Like many other landscaping practices, there is a fair amount of misinformation spread via word of mouth and by what neighbors have seen others doing in their lawns. Helping your clients understand more about thatch can set them up for success.
What is thatch?
Simply put, thatch is a layer of living and dead organic matter that is between the zone of vegetation and the soil surface. When a lawn begins to have a spongy feel to it, this can be a sign an excess of thatch is occurring.
Thatch is composed of stem nodes, crowns, fibers of vascular tissues and roots and about 25 percent of thatch is made from a compound named lignin. Lignin is resistant to decay by microorganisms and can cause thatch to build up faster than it can be broken down.
Is it good or bad?
A common question some homeowners want an answer to is whether thatch is good or bad, but a better question is how much thatch is healthy? Like a majority of things in life, thatch is best in moderation.
A thin layer of thatch (less than ½ inch) can be beneficial for a yard, helping insulate it from extreme temperatures and foot traffic. It can also reduce weed germination by keeping weed seeds from reaching the soil and helping retain soil moisture. Penn State’s Center for Turfgrass Science says that about ½ inch can be helpful on sports turf, as it boosts resiliency and softens the impact, but any lawn with more than an inch of thatch will start to experience problems.
Excessive thatch can cause numerous issues. The thick layer can harbor pests and diseases and trap roots in the layer, subjecting them to drought and temperature extremes. Too much thatch can limit the ability of oxygen, water, insecticides and pre-emergent herbicides to reach their intended target.
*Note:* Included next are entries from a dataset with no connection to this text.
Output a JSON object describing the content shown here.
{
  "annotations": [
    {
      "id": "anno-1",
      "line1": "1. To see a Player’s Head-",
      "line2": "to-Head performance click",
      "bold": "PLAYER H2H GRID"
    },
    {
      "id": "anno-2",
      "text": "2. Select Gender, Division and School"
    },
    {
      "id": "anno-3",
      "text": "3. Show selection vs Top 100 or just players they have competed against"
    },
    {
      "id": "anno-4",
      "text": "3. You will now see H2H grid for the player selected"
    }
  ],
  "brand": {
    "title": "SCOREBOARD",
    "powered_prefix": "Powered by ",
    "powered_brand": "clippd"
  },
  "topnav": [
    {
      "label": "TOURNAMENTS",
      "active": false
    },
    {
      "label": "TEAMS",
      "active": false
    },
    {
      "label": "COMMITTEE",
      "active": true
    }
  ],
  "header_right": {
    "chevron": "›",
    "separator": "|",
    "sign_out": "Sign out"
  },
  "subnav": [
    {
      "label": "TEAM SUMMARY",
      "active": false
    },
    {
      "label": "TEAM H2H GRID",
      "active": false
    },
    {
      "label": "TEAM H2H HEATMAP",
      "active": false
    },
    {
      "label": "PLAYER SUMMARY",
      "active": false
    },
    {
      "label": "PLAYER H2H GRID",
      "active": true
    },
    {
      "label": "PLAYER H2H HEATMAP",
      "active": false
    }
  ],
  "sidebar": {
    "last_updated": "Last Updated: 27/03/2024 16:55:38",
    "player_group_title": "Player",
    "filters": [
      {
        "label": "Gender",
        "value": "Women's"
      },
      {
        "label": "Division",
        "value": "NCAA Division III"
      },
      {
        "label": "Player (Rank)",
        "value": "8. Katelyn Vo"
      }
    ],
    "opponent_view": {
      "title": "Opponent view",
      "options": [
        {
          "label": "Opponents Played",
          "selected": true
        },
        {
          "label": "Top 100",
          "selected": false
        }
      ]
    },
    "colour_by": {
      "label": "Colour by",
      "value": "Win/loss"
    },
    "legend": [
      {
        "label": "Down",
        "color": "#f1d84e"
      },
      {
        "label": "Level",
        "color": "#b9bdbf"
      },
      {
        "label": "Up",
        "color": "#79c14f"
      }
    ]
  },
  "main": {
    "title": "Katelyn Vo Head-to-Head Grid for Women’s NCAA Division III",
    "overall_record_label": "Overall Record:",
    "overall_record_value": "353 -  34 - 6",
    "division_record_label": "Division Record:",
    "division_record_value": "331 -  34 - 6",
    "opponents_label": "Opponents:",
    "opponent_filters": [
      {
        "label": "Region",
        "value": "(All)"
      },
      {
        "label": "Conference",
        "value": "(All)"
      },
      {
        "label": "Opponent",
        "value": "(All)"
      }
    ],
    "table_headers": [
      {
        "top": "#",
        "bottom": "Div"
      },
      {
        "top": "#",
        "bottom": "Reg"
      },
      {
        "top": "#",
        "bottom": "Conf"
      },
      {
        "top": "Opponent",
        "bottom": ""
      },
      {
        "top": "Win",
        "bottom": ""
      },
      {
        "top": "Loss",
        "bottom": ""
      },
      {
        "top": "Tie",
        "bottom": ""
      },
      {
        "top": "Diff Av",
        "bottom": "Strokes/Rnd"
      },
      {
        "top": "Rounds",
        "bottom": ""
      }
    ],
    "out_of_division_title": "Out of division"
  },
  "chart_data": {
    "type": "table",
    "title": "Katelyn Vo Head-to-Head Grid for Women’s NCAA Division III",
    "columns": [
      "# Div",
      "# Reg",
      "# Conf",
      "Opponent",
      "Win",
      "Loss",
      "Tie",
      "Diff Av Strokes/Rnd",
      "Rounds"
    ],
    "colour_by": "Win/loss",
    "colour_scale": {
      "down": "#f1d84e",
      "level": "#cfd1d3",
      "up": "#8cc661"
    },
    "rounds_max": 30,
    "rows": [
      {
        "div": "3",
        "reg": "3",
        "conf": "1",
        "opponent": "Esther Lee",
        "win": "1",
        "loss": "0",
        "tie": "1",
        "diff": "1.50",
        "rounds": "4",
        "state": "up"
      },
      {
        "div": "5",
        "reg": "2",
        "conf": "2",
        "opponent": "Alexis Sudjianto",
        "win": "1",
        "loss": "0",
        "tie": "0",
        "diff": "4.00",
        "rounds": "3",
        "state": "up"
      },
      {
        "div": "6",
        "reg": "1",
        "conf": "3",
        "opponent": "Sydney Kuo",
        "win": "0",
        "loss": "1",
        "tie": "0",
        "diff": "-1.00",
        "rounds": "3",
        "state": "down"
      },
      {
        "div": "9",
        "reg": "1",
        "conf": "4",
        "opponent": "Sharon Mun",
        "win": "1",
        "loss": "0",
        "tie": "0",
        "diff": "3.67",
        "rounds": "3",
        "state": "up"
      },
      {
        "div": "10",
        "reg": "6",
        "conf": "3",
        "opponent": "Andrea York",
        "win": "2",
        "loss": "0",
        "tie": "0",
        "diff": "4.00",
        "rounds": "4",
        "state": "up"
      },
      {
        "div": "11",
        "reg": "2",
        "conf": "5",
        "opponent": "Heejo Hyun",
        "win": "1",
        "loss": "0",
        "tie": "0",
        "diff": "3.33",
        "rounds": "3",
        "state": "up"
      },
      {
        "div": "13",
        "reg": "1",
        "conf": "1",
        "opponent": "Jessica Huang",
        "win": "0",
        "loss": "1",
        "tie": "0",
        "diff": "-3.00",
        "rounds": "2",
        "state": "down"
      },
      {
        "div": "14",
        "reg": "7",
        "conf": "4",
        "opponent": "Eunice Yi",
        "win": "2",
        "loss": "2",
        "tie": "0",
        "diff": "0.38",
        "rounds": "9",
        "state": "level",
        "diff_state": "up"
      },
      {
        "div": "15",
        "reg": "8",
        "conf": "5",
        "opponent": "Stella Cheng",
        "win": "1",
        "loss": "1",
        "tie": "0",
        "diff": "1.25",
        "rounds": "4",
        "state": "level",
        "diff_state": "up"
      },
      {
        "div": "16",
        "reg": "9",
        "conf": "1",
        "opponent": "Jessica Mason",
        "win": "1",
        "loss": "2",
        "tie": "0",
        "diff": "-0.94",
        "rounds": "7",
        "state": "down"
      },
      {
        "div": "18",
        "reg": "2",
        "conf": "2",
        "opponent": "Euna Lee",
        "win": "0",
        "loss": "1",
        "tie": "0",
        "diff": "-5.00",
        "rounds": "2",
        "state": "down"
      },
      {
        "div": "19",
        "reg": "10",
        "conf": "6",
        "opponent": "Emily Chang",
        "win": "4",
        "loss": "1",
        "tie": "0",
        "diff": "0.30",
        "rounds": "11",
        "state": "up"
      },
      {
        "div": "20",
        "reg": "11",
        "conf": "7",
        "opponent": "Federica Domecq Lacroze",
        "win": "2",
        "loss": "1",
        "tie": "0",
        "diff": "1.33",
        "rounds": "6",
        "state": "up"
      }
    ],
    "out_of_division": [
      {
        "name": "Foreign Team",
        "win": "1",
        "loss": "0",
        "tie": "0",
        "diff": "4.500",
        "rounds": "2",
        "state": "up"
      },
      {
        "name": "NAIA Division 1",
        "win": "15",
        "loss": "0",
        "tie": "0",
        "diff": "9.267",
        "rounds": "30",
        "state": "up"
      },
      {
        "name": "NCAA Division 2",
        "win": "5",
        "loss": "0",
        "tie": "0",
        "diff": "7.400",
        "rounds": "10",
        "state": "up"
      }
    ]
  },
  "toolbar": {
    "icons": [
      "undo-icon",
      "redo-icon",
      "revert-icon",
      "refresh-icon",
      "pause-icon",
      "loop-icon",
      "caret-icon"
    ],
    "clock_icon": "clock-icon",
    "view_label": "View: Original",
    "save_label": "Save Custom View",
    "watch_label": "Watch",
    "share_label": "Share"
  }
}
Mower scalping can also occur when there are thick layers of thatch. As the mower wheels sink into the thatch, the height of the cut is also lowered. The crowns of grass growing in thatch also tend to be elevated above the soil, making it more likely to be scalped.
Causes of thatch accumulation
There are a number of factors that can lead to thatch buildup, which is when organic matter is produced faster than microorganisms can decompose it.
Depending on the species and variety of turfgrass in question, certain species produce more stem tissue than others, causing them to create more thatch faster than other species. Cool-season grasses such as Kentucky bluegrass, creeping red fescue and creeping bentgrass all form thatch at an accelerated rate and even certain cultivars of these grasses are worse with accumulation than others.
Meanwhile, perennial ryegrass and tall fescue tend to not produce significant thatch buildup. Yet even if you do have a grass that typically does not have problems with thatch accumulation, aggressive fertilization with nitrogen can stimulate too much production in the stems and leaves, resulting in an overabundance of thatch.
Another element that allows thatch to build up is reduced microbe activity, which can occur in acidic soils (5.5 pH or lower) as this inhibits microorganisms from being able to decompose thatch. Compacted, clay or sandy soils can also lack the needed population sizes of microorganisms to keep thatch under control.
Pesticides that reduce microorganism or earthworm activity can also decrease thatch breakdown. Overgrown grass, excessive watering and lack of aeration are all other contributors that can lead to unhealthy amounts of thatch.
The best control for thatch is to have a good management program in place and most of the thatch’s catalysts can be prevented by just following good cultural practices that you should be conducting anyway.
Taking soil tests regularly can alert you to any changes in the pH that would cause microbial activity to drop, while core aeration alleviates soil compaction and boosts microorganisms’ activity as well.
Applying fertilizer in controlled amounts that do not cause rapid growth and only using pesticides when they are needed can also improve the rate of thatch breakdown.
There is a misconception that grass clippings contribute to thatch. Yet there is little evidence to support this belief, as it often decomposes quickly.
“However, if a thick thatch layer already exists, returning clippings can cause thatch increases,” wrote Peter Landschoot, a professor of turfgrass science at Penn State. “This may be due to the inability of decomposing microbes to persist in the upper thatch layer where clippings accumulate.”
Also, don’t overlook considering starting fresh with a more suitable grass type. Aggressive grass cultivars might be able to grow quickly, but they’ll end up causing more issues from the thatch accumulation. Mixing perennial ryegrass with the more aggressive types can help reduce the amount of thatch formed.
If your client has thatch already over one inch, preventative practices are not going to be able to control the problem.
Thatch can be removed with rakes, a vertical mower, or a dethatching mower, depending on the quantity. In some regions, people burn their yards in an attempt to remove thatch, but this is very risky and not very effective.
Depending on how severe the thatch accumulation is, you can end up removing a fair amount of the turf as well, if the root system has begun growing in the thatch layer.
Dethatching is a stressful process for the turf, so it should be conducted when the grass is actively growing and the soil is moderately moist. Early spring or early fall is the best time for cool-season grasses, while late spring through early summer after a couple of mowings for warm-season grasses.
This service can be bundled along with other renovation practices such as aeration, fertilization, and overseeding you may offer.